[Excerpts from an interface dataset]

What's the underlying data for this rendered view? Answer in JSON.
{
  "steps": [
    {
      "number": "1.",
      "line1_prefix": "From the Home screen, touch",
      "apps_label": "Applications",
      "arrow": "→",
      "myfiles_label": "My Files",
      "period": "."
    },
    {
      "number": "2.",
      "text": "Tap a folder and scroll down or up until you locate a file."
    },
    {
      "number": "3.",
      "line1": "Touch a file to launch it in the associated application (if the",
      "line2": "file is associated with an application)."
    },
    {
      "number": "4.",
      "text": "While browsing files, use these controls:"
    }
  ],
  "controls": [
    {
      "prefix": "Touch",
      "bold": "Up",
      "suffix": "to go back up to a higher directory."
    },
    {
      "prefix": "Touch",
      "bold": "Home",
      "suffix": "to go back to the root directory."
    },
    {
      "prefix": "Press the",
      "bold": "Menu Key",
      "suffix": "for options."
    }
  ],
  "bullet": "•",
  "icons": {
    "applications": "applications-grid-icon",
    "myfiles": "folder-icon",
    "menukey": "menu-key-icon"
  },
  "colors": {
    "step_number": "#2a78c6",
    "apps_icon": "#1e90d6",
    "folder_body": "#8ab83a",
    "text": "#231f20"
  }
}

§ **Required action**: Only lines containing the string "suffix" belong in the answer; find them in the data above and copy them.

§ **Response box**:
      "suffix": "to go back up to a higher directory."
      "suffix": "to go back to the root directory."
      "suffix": "for options."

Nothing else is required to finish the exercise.